(INFORMATION GIVEN begins)

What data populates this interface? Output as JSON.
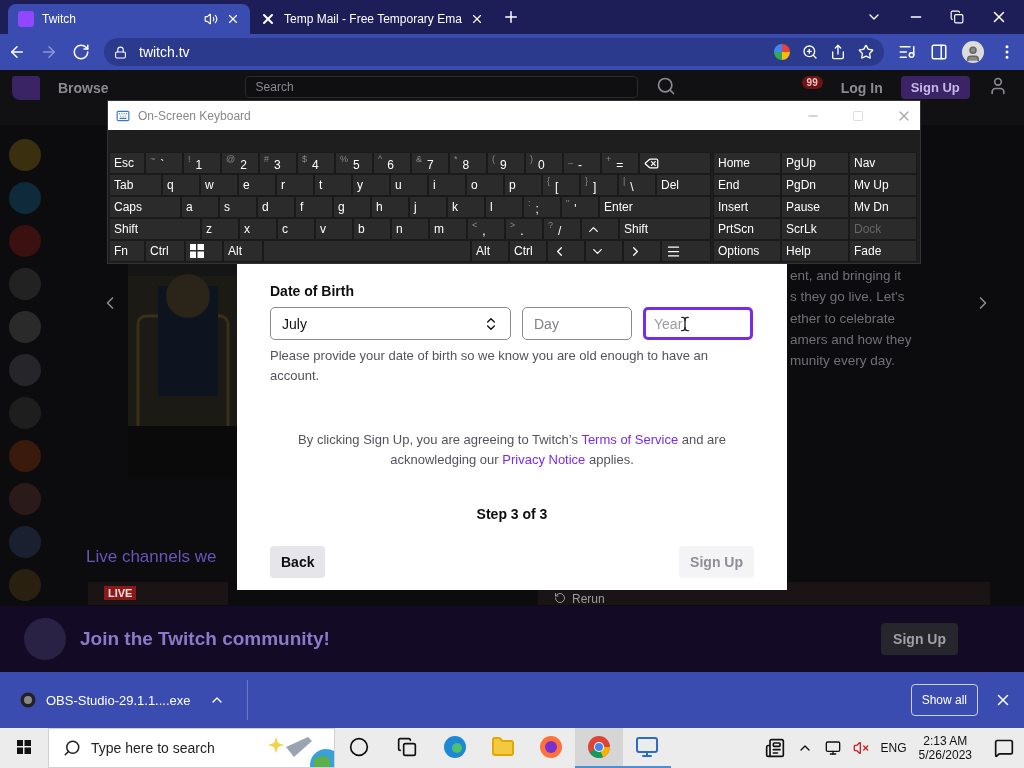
{
  "browser": {
    "tabs": [
      {
        "title": "Twitch",
        "selected": true,
        "audio": true
      },
      {
        "title": "Temp Mail - Free Temporary Ema",
        "selected": false,
        "audio": false
      }
    ],
    "nav_buttons": [
      {
        "kind": "back",
        "disabled": false
      },
      {
        "kind": "forward",
        "disabled": true
      },
      {
        "kind": "reload",
        "disabled": false
      }
    ],
    "address": "twitch.tv"
  },
  "twitch": {
    "nav": {
      "browse": "Browse",
      "search_placeholder": "Search",
      "notification_count": "99",
      "login": "Log In",
      "signup": "Sign Up"
    },
    "feature_text": [
      "ent, and bringing it",
      "s they go live. Let's",
      "ether to celebrate",
      "amers and how they",
      "munity every day."
    ],
    "section_title": "Live channels we",
    "cards": [
      {
        "kind": "live",
        "label": "LIVE"
      },
      {
        "kind": "rerun",
        "label": "Rerun"
      }
    ],
    "banner": {
      "text": "Join the Twitch community!",
      "button": "Sign Up"
    }
  },
  "modal": {
    "dob_label": "Date of Birth",
    "fields": [
      {
        "kind": "select",
        "value": "July"
      },
      {
        "kind": "input",
        "placeholder": "Day",
        "focused": false
      },
      {
        "kind": "input",
        "placeholder": "Year",
        "focused": true
      }
    ],
    "hint": "Please provide your date of birth so we know you are old enough to have an account.",
    "legal": [
      {
        "text": "By clicking Sign Up, you are agreeing to Twitch’s ",
        "link": false
      },
      {
        "text": "Terms of Service",
        "link": true
      },
      {
        "text": " and are acknowledging our ",
        "link": false
      },
      {
        "text": "Privacy Notice",
        "link": true
      },
      {
        "text": " applies.",
        "link": false
      }
    ],
    "step": "Step 3 of 3",
    "back": "Back",
    "submit": {
      "label": "Sign Up",
      "disabled": true
    }
  },
  "osk": {
    "title": "On-Screen Keyboard",
    "rows": [
      {
        "keys": [
          {
            "kind": "text",
            "label": "Esc"
          },
          {
            "kind": "char",
            "shift": "~",
            "label": "`"
          },
          {
            "kind": "char",
            "shift": "!",
            "label": "1"
          },
          {
            "kind": "char",
            "shift": "@",
            "label": "2"
          },
          {
            "kind": "char",
            "shift": "#",
            "label": "3"
          },
          {
            "kind": "char",
            "shift": "$",
            "label": "4"
          },
          {
            "kind": "char",
            "shift": "%",
            "label": "5"
          },
          {
            "kind": "char",
            "shift": "^",
            "label": "6"
          },
          {
            "kind": "char",
            "shift": "&",
            "label": "7"
          },
          {
            "kind": "char",
            "shift": "*",
            "label": "8"
          },
          {
            "kind": "char",
            "shift": "(",
            "label": "9"
          },
          {
            "kind": "char",
            "shift": ")",
            "label": "0"
          },
          {
            "kind": "char",
            "shift": "_",
            "label": "-"
          },
          {
            "kind": "char",
            "shift": "+",
            "label": "="
          },
          {
            "kind": "backspace"
          }
        ]
      },
      {
        "keys": [
          {
            "kind": "text",
            "label": "Tab"
          },
          {
            "kind": "text",
            "label": "q"
          },
          {
            "kind": "text",
            "label": "w"
          },
          {
            "kind": "text",
            "label": "e"
          },
          {
            "kind": "text",
            "label": "r"
          },
          {
            "kind": "text",
            "label": "t"
          },
          {
            "kind": "text",
            "label": "y"
          },
          {
            "kind": "text",
            "label": "u"
          },
          {
            "kind": "text",
            "label": "i"
          },
          {
            "kind": "text",
            "label": "o"
          },
          {
            "kind": "text",
            "label": "p"
          },
          {
            "kind": "char",
            "shift": "{",
            "label": "["
          },
          {
            "kind": "char",
            "shift": "}",
            "label": "]"
          },
          {
            "kind": "char",
            "shift": "|",
            "label": "\\"
          },
          {
            "kind": "text",
            "label": "Del"
          }
        ]
      },
      {
        "keys": [
          {
            "kind": "text",
            "label": "Caps"
          },
          {
            "kind": "text",
            "label": "a"
          },
          {
            "kind": "text",
            "label": "s"
          },
          {
            "kind": "text",
            "label": "d"
          },
          {
            "kind": "text",
            "label": "f"
          },
          {
            "kind": "text",
            "label": "g"
          },
          {
            "kind": "text",
            "label": "h"
          },
          {
            "kind": "text",
            "label": "j"
          },
          {
            "kind": "text",
            "label": "k"
          },
          {
            "kind": "text",
            "label": "l"
          },
          {
            "kind": "char",
            "shift": ":",
            "label": ";"
          },
          {
            "kind": "char",
            "shift": "\"",
            "label": "'"
          },
          {
            "kind": "text",
            "label": "Enter"
          }
        ]
      },
      {
        "keys": [
          {
            "kind": "text",
            "label": "Shift"
          },
          {
            "kind": "text",
            "label": "z"
          },
          {
            "kind": "text",
            "label": "x"
          },
          {
            "kind": "text",
            "label": "c"
          },
          {
            "kind": "text",
            "label": "v"
          },
          {
            "kind": "text",
            "label": "b"
          },
          {
            "kind": "text",
            "label": "n"
          },
          {
            "kind": "text",
            "label": "m"
          },
          {
            "kind": "char",
            "shift": "<",
            "label": ","
          },
          {
            "kind": "char",
            "shift": ">",
            "label": "."
          },
          {
            "kind": "char",
            "shift": "?",
            "label": "/"
          },
          {
            "kind": "up"
          },
          {
            "kind": "text",
            "label": "Shift"
          }
        ]
      },
      {
        "keys": [
          {
            "kind": "text",
            "label": "Fn"
          },
          {
            "kind": "text",
            "label": "Ctrl"
          },
          {
            "kind": "windows"
          },
          {
            "kind": "text",
            "label": "Alt"
          },
          {
            "kind": "space"
          },
          {
            "kind": "text",
            "label": "Alt"
          },
          {
            "kind": "text",
            "label": "Ctrl"
          },
          {
            "kind": "left"
          },
          {
            "kind": "down"
          },
          {
            "kind": "right"
          },
          {
            "kind": "menu"
          }
        ]
      }
    ],
    "nav_keys": [
      [
        {
          "label": "Home",
          "disabled": false
        },
        {
          "label": "PgUp",
          "disabled": false
        },
        {
          "label": "Nav",
          "disabled": false
        }
      ],
      [
        {
          "label": "End",
          "disabled": false
        },
        {
          "label": "PgDn",
          "disabled": false
        },
        {
          "label": "Mv Up",
          "disabled": false
        }
      ],
      [
        {
          "label": "Insert",
          "disabled": false
        },
        {
          "label": "Pause",
          "disabled": false
        },
        {
          "label": "Mv Dn",
          "disabled": false
        }
      ],
      [
        {
          "label": "PrtScn",
          "disabled": false
        },
        {
          "label": "ScrLk",
          "disabled": false
        },
        {
          "label": "Dock",
          "disabled": true
        }
      ],
      [
        {
          "label": "Options",
          "disabled": false
        },
        {
          "label": "Help",
          "disabled": false
        },
        {
          "label": "Fade",
          "disabled": false
        }
      ]
    ]
  },
  "downloads": {
    "items": [
      {
        "name": "OBS-Studio-29.1.1....exe"
      }
    ],
    "show_all": "Show all"
  },
  "taskbar": {
    "search_placeholder": "Type here to search",
    "apps": [
      {
        "kind": "cortana",
        "selected": false,
        "running": false
      },
      {
        "kind": "taskview",
        "selected": false,
        "running": false
      },
      {
        "kind": "edge",
        "selected": false,
        "running": false
      },
      {
        "kind": "explorer",
        "selected": false,
        "running": false
      },
      {
        "kind": "firefox",
        "selected": false,
        "running": false
      },
      {
        "kind": "chrome",
        "selected": true,
        "running": true
      },
      {
        "kind": "remote",
        "selected": false,
        "running": true
      }
    ],
    "tray": {
      "muted": true,
      "language": "ENG",
      "time": "2:13 AM",
      "date": "5/26/2023"
    }
  }
}
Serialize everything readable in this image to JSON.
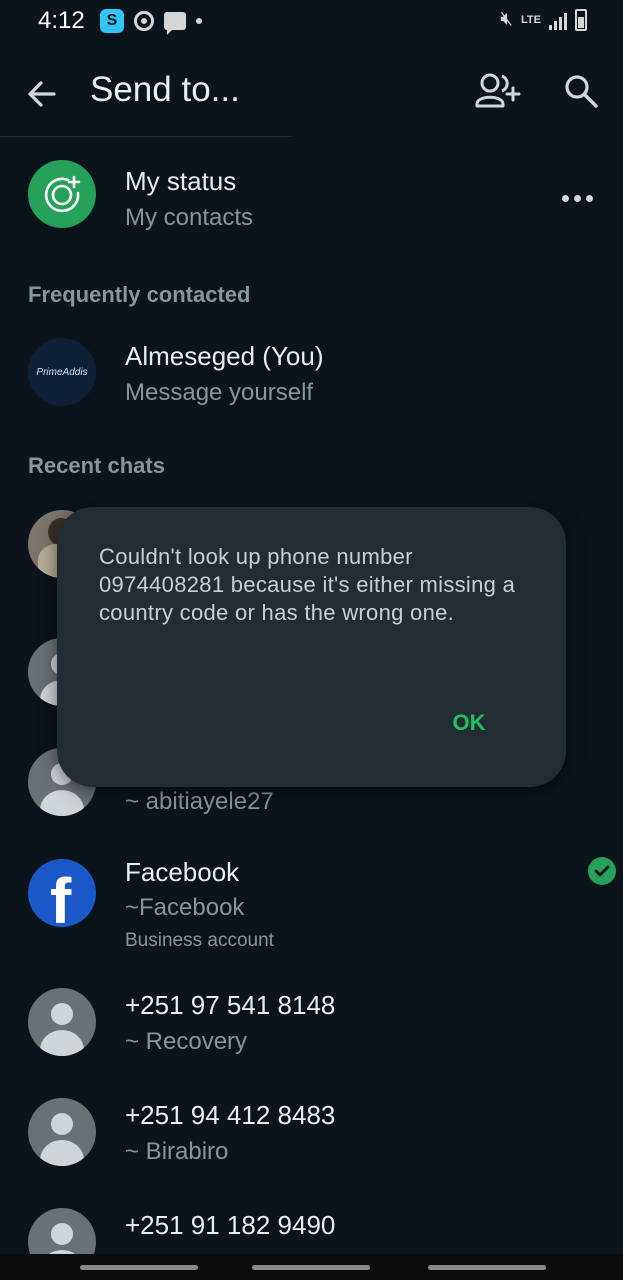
{
  "status_bar": {
    "time": "4:12",
    "app_icon_letter": "S",
    "network": "LTE"
  },
  "header": {
    "title": "Send to..."
  },
  "my_status": {
    "name": "My status",
    "subtitle": "My contacts"
  },
  "sections": {
    "frequent": "Frequently contacted",
    "recent": "Recent chats"
  },
  "frequent_contacts": [
    {
      "name": "Almeseged (You)",
      "subtitle": "Message yourself",
      "avatar_text": "PrimeAddis"
    }
  ],
  "recent_chats": [
    {
      "subtitle": "~ abitiayele27"
    },
    {
      "name": "Facebook",
      "subtitle": "~Facebook",
      "note": "Business account"
    },
    {
      "name": "+251 97 541 8148",
      "subtitle": "~ Recovery"
    },
    {
      "name": "+251 94 412 8483",
      "subtitle": "~ Birabiro"
    },
    {
      "name": "+251 91 182 9490"
    }
  ],
  "dialog": {
    "message": "Couldn't look up phone number 0974408281 because it's either missing a country code or has the wrong one.",
    "ok_label": "OK"
  },
  "colors": {
    "background": "#0b141a",
    "accent": "#21c063",
    "dialog_bg": "#222d33"
  }
}
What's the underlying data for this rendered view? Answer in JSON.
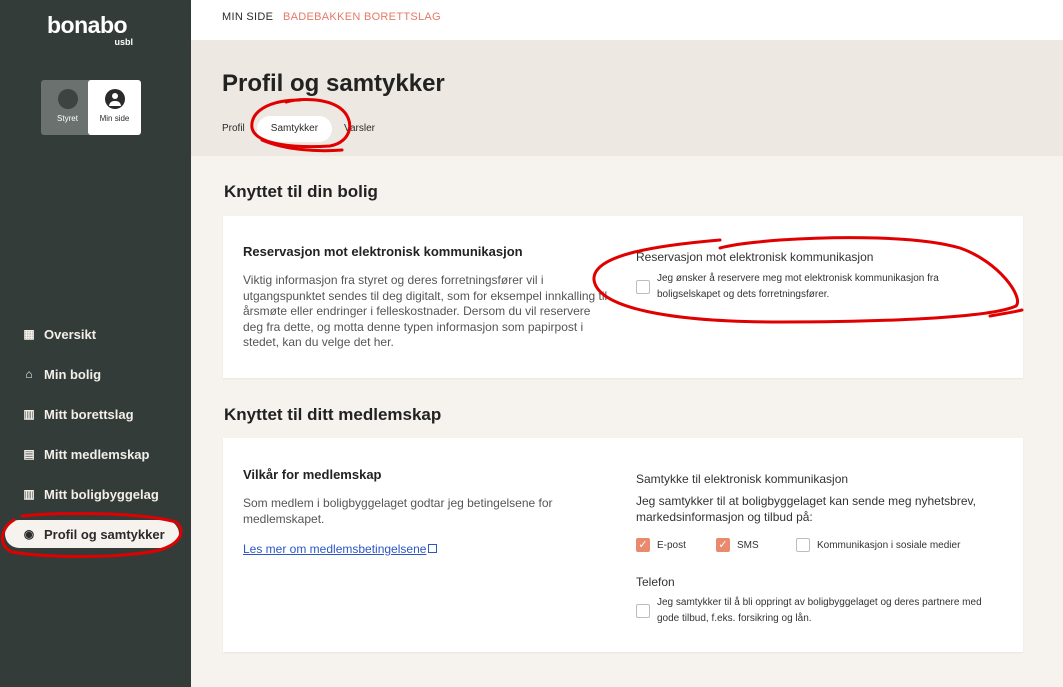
{
  "brand": {
    "name": "bonabo",
    "sub": "usbl"
  },
  "roles": [
    {
      "label": "Styret",
      "icon": "team-icon"
    },
    {
      "label": "Min side",
      "icon": "user-icon"
    }
  ],
  "nav": [
    {
      "label": "Oversikt",
      "icon": "grid-icon",
      "glyph": "▦"
    },
    {
      "label": "Min bolig",
      "icon": "home-icon",
      "glyph": "⌂"
    },
    {
      "label": "Mitt borettslag",
      "icon": "building-icon",
      "glyph": "▥"
    },
    {
      "label": "Mitt medlemskap",
      "icon": "id-card-icon",
      "glyph": "▤"
    },
    {
      "label": "Mitt boligbyggelag",
      "icon": "buildings-icon",
      "glyph": "▥"
    },
    {
      "label": "Profil og samtykker",
      "icon": "user-circle-icon",
      "glyph": "◉"
    }
  ],
  "breadcrumb": {
    "item1": "MIN SIDE",
    "item2": "BADEBAKKEN BORETTSLAG"
  },
  "page": {
    "title": "Profil og samtykker",
    "tabs": [
      "Profil",
      "Samtykker",
      "Varsler"
    ]
  },
  "bolig_section": {
    "title": "Knyttet til din bolig",
    "card_title": "Reservasjon mot elektronisk kommunikasjon",
    "text": "Viktig informasjon fra styret og deres forretningsfører vil i utgangspunktet sendes til deg digitalt, som for eksempel innkalling til årsmøte eller endringer i felleskostnader. Dersom du vil reservere deg fra dette, og motta denne typen informasjon som papirpost i stedet, kan du velge det her.",
    "option_title": "Reservasjon mot elektronisk kommunikasjon",
    "option_label": "Jeg ønsker å reservere meg mot elektronisk kommunikasjon fra boligselskapet og dets forretningsfører."
  },
  "medlemskap_section": {
    "title": "Knyttet til ditt medlemskap",
    "card_title": "Vilkår for medlemskap",
    "text": "Som medlem i boligbyggelaget godtar jeg betingelsene for medlemskapet.",
    "link": "Les mer om medlemsbetingelsene",
    "consent_title": "Samtykke til elektronisk kommunikasjon",
    "consent_text": "Jeg samtykker til at boligbyggelaget kan sende meg nyhetsbrev, markedsinformasjon og tilbud på:",
    "channels": [
      {
        "label": "E-post",
        "checked": true
      },
      {
        "label": "SMS",
        "checked": true
      },
      {
        "label": "Kommunikasjon i sosiale medier",
        "checked": false
      }
    ],
    "phone_title": "Telefon",
    "phone_label": "Jeg samtykker til å bli oppringt av boligbyggelaget og deres partnere med gode tilbud, f.eks. forsikring og lån."
  },
  "colors": {
    "sidebar": "#343c3a",
    "accent": "#e98a6f",
    "breadcrumb_accent": "#e57a65",
    "annotation": "#e00000"
  }
}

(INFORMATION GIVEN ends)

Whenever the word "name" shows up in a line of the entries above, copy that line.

        "name": "OBS-Studio-29.1.1....exe"
    "name": "My status",
      "name": "Almeseged (You)",
      "name": "Facebook",
      "name": "+251 97 541 8148",
      "name": "+251 94 412 8483",
      "name": "+251 91 182 9490"
    "name": "bonabo",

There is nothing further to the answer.